### Work to complete
Skip the pictures and repeat each line of the data exactly.

### Data about app and page elements
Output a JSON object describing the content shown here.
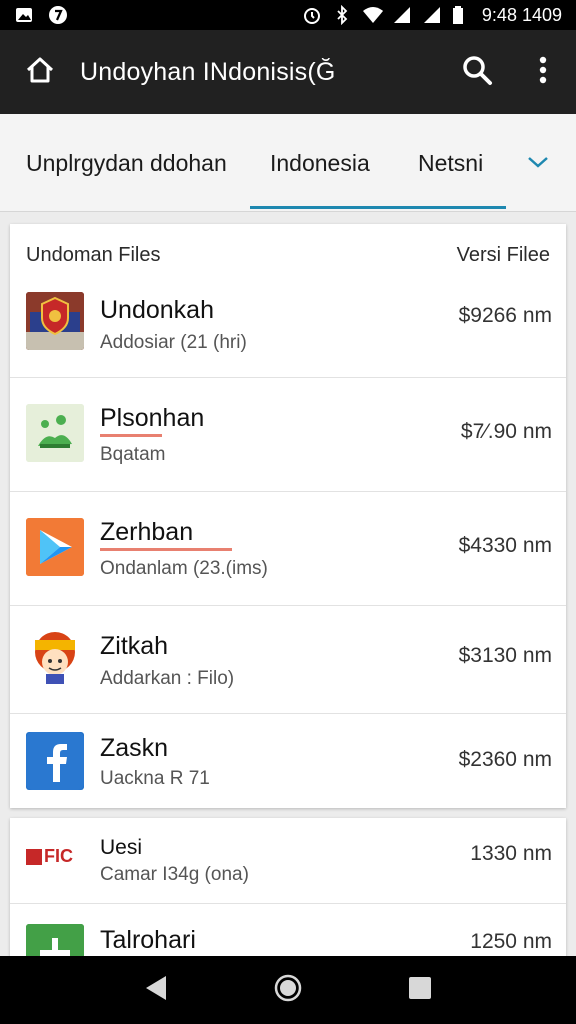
{
  "status_bar": {
    "time": "9:48 1409"
  },
  "app_bar": {
    "title": "Undoyhan  INdonisis(Ğ"
  },
  "tabs": [
    {
      "label": "Unplrgydan ddohan"
    },
    {
      "label": "Indonesia"
    },
    {
      "label": "Netsni"
    }
  ],
  "list": {
    "header_left": "Undoman Files",
    "header_right": "Versi  Filee",
    "items": [
      {
        "title": "Undonkah",
        "subtitle": "Addosiar (21 (hri)",
        "price": "$9266 nm"
      },
      {
        "title": "Plsonhan",
        "subtitle": "Bqatam",
        "price": "$7⁄.90 nm"
      },
      {
        "title": "Zerhban",
        "subtitle": "Ondanlam (23.(ims)",
        "price": "$4330 nm"
      },
      {
        "title": "Zitkah",
        "subtitle": "Addarkan : Filo)",
        "price": "$3130 nm"
      },
      {
        "title": "Zaskn",
        "subtitle": "Uackna R 71",
        "price": "$2360 nm"
      }
    ]
  },
  "list2": {
    "items": [
      {
        "logo_text": "FIC",
        "title": "Uesi",
        "subtitle": "Camar I34g (ona)",
        "price": "1330 nm"
      },
      {
        "title": "Talrohari",
        "price": "1250 nm"
      }
    ]
  },
  "colors": {
    "accent": "#1e88b0",
    "app_bar": "#212121",
    "highlight": "#e88070"
  }
}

### Response area
Output a JSON object describing the content shown here.
{
  "status_bar": {
    "time": "9:48 1409"
  },
  "app_bar": {
    "title": "Undoyhan  INdonisis(Ğ"
  },
  "tabs": [
    {
      "label": "Unplrgydan ddohan"
    },
    {
      "label": "Indonesia"
    },
    {
      "label": "Netsni"
    }
  ],
  "list": {
    "header_left": "Undoman Files",
    "header_right": "Versi  Filee",
    "items": [
      {
        "title": "Undonkah",
        "subtitle": "Addosiar (21 (hri)",
        "price": "$9266 nm"
      },
      {
        "title": "Plsonhan",
        "subtitle": "Bqatam",
        "price": "$7⁄.90 nm"
      },
      {
        "title": "Zerhban",
        "subtitle": "Ondanlam (23.(ims)",
        "price": "$4330 nm"
      },
      {
        "title": "Zitkah",
        "subtitle": "Addarkan : Filo)",
        "price": "$3130 nm"
      },
      {
        "title": "Zaskn",
        "subtitle": "Uackna R 71",
        "price": "$2360 nm"
      }
    ]
  },
  "list2": {
    "items": [
      {
        "logo_text": "FIC",
        "title": "Uesi",
        "subtitle": "Camar I34g (ona)",
        "price": "1330 nm"
      },
      {
        "title": "Talrohari",
        "price": "1250 nm"
      }
    ]
  },
  "colors": {
    "accent": "#1e88b0",
    "app_bar": "#212121",
    "highlight": "#e88070"
  }
}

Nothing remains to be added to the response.